The 24mm AF Nikkor is a nice compact lens. It’s physical dimensions are about the same as the 50mm f/1.8, but it weighs almost twice as much (270 versus 145 grams). The lens is sharp and I have no hesitation using it wide open and do so frequently for handheld shots in low light. When shooting multiples, I can get perhaps one or two reasonably sharp images in a set with shutter speeds as slow as 1/10 second. If I am able to brace the camera, I can get down to 1 second exposures.
I find that this lens in conjunction with a 50mm and 105mm prime makes a nice three lens travel kit for a film SLR body. However, with Nikon’s digital cameras the 24mm lens only has the equivalent an angle of view of a 35mm lens. While I find the 35mm focal length very useful for taking environmental shots without distorting the relative size of objects, it doesn’t allow for the more extreme near-far compositions possible with a wider angle of view on film.
This lens flares easily as the front element is not recessed. In addition to the sun, I’ve had problems with street lights during night shots. I never bothered to buy the lens hood for the lens as it seemed too small to provide adequate protection. Instead, I just hold a hat or some other object to block any light directly falling on the front of the lens. However, sometimes it’s not possible to shade the lens because you have a really bright object that you’d like to include in the picture itself. For example, in the picture below the bright light from the tunnel opening is bouncing around the inside of the camera and leaves a reflection of the CCD chip (this is the green splotch near the escalator rider). In fairness, I’m not sure if this lens is more or less susceptible to reflections of the sensor than other lenses. This particular picture has an extreme brightness range and the light at the tunnel opening is probably seven or more stops brighter than what is needed to record white.

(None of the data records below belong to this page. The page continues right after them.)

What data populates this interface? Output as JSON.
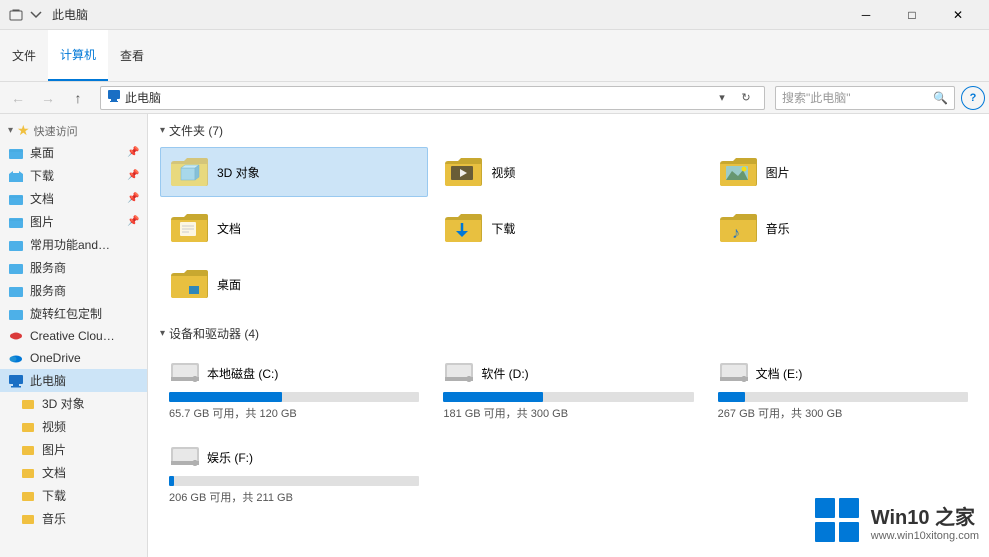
{
  "titleBar": {
    "title": "此电脑",
    "minLabel": "─",
    "maxLabel": "□",
    "closeLabel": "✕"
  },
  "ribbon": {
    "tabs": [
      {
        "id": "file",
        "label": "文件"
      },
      {
        "id": "computer",
        "label": "计算机"
      },
      {
        "id": "view",
        "label": "查看"
      }
    ]
  },
  "toolbar": {
    "backLabel": "←",
    "forwardLabel": "→",
    "upLabel": "↑",
    "addressIcon": "▶",
    "addressPrefix": "此电脑",
    "addressPath": "此电脑",
    "refreshLabel": "↻",
    "searchPlaceholder": "搜索\"此电脑\"",
    "searchIcon": "🔍",
    "helpLabel": "?"
  },
  "sidebar": {
    "quickAccessLabel": "快速访问",
    "items": [
      {
        "id": "desktop",
        "label": "桌面",
        "pinned": true,
        "icon": "folder-blue"
      },
      {
        "id": "downloads",
        "label": "下载",
        "pinned": true,
        "icon": "folder-blue"
      },
      {
        "id": "documents",
        "label": "文档",
        "pinned": true,
        "icon": "folder-blue"
      },
      {
        "id": "pictures",
        "label": "图片",
        "pinned": true,
        "icon": "folder-blue"
      },
      {
        "id": "common",
        "label": "常用功能and弹窗",
        "pinned": false,
        "icon": "folder-blue"
      },
      {
        "id": "service1",
        "label": "服务商",
        "pinned": false,
        "icon": "folder-blue"
      },
      {
        "id": "service2",
        "label": "服务商",
        "pinned": false,
        "icon": "folder-blue"
      },
      {
        "id": "spin",
        "label": "旋转红包定制",
        "pinned": false,
        "icon": "folder-blue"
      }
    ],
    "creativeCloud": {
      "label": "Creative Cloud F",
      "icon": "creative-cloud"
    },
    "oneDrive": {
      "label": "OneDrive",
      "icon": "onedrive"
    },
    "thisPC": {
      "label": "此电脑",
      "active": true,
      "icon": "thispc"
    },
    "thisPCItems": [
      {
        "id": "3dobjects",
        "label": "3D 对象",
        "icon": "folder-small"
      },
      {
        "id": "video",
        "label": "视频",
        "icon": "folder-small"
      },
      {
        "id": "pictures2",
        "label": "图片",
        "icon": "folder-small"
      },
      {
        "id": "documents2",
        "label": "文档",
        "icon": "folder-small"
      },
      {
        "id": "downloads2",
        "label": "下载",
        "icon": "folder-small"
      },
      {
        "id": "music",
        "label": "音乐",
        "icon": "folder-small"
      }
    ]
  },
  "content": {
    "foldersSection": {
      "label": "文件夹 (7)",
      "items": [
        {
          "id": "3dobjects",
          "label": "3D 对象",
          "icon": "3d"
        },
        {
          "id": "video",
          "label": "视频",
          "icon": "video"
        },
        {
          "id": "pictures",
          "label": "图片",
          "icon": "pictures"
        },
        {
          "id": "documents",
          "label": "文档",
          "icon": "documents"
        },
        {
          "id": "downloads",
          "label": "下载",
          "icon": "downloads"
        },
        {
          "id": "music",
          "label": "音乐",
          "icon": "music"
        },
        {
          "id": "desktop",
          "label": "桌面",
          "icon": "desktop"
        }
      ]
    },
    "devicesSection": {
      "label": "设备和驱动器 (4)",
      "items": [
        {
          "id": "c",
          "label": "本地磁盘 (C:)",
          "freeGB": "65.7 GB 可用，共 120 GB",
          "totalGB": 120,
          "freeGBNum": 65.7,
          "fillColor": "#0078d7",
          "fillPct": 45
        },
        {
          "id": "d",
          "label": "软件 (D:)",
          "freeGB": "181 GB 可用，共 300 GB",
          "totalGB": 300,
          "freeGBNum": 181,
          "fillColor": "#0078d7",
          "fillPct": 40
        },
        {
          "id": "e",
          "label": "文档 (E:)",
          "freeGB": "267 GB 可用，共 300 GB",
          "totalGB": 300,
          "freeGBNum": 267,
          "fillColor": "#0078d7",
          "fillPct": 11
        },
        {
          "id": "f",
          "label": "娱乐 (F:)",
          "freeGB": "206 GB 可用，共 211 GB",
          "totalGB": 211,
          "freeGBNum": 206,
          "fillColor": "#0078d7",
          "fillPct": 2
        }
      ]
    }
  },
  "watermark": {
    "title": "Win10 之家",
    "subtitle": "www.win10xitong.com"
  }
}
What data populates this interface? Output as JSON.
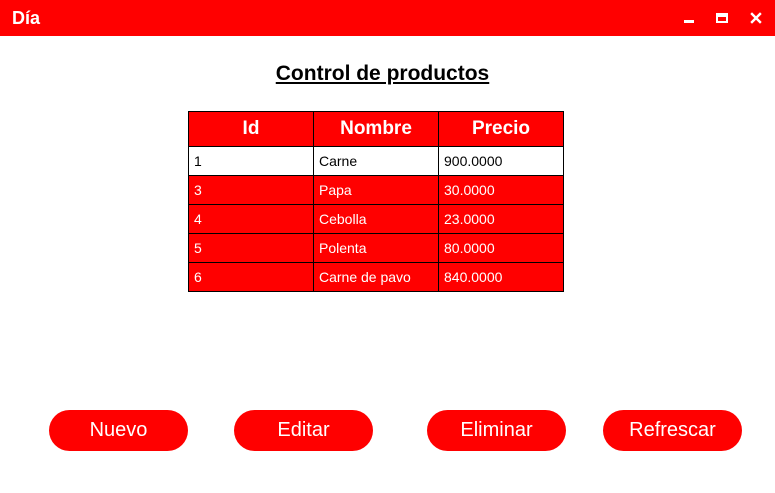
{
  "window": {
    "title": "Día",
    "accent_color": "#ff0000",
    "controls": [
      "minimize-icon",
      "maximize-icon",
      "close-icon"
    ]
  },
  "main": {
    "heading": "Control de productos",
    "table": {
      "columns": [
        "Id",
        "Nombre",
        "Precio"
      ],
      "selected_row": 0,
      "rows": [
        {
          "id": "1",
          "nombre": "Carne",
          "precio": "900.0000"
        },
        {
          "id": "3",
          "nombre": "Papa",
          "precio": "30.0000"
        },
        {
          "id": "4",
          "nombre": "Cebolla",
          "precio": "23.0000"
        },
        {
          "id": "5",
          "nombre": "Polenta",
          "precio": "80.0000"
        },
        {
          "id": "6",
          "nombre": "Carne de pavo",
          "precio": "840.0000"
        }
      ]
    }
  },
  "buttons": {
    "nuevo": "Nuevo",
    "editar": "Editar",
    "eliminar": "Eliminar",
    "refrescar": "Refrescar"
  }
}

|Flare caused by light reflecting off the CCD sensor and rear lens elements.|
The lens has a small amount of barrel distortion. The image below was taken with a D100 (and so experiences the digital crop). Fortunately, the barrel distortion can be corrected in photoshop with the spherize filter.
Finally, on my Nikon D100, I’ve noticed chromatic aberration with this lens. The picture below is a 100% crop taken from the image on the right. You should be able see reddish tint on the right of the dark areas and a blue tint on the left. However, at normal magnifications the aberration is not really noticeable.
- sharp, light, and compact
- some barrel distortion and chromatic aberration
Pictures taken with this lens
|lens formula||9 elements in 9 groups|
|angle of view||84 degrees|
|minimum focus distance||0.3m (1 ft)|
|filter size||52 mm|
|size||65mm diameter x 46mm length (2.5 x 1.8 in)|
|weight||270 gr (9.5 oz)|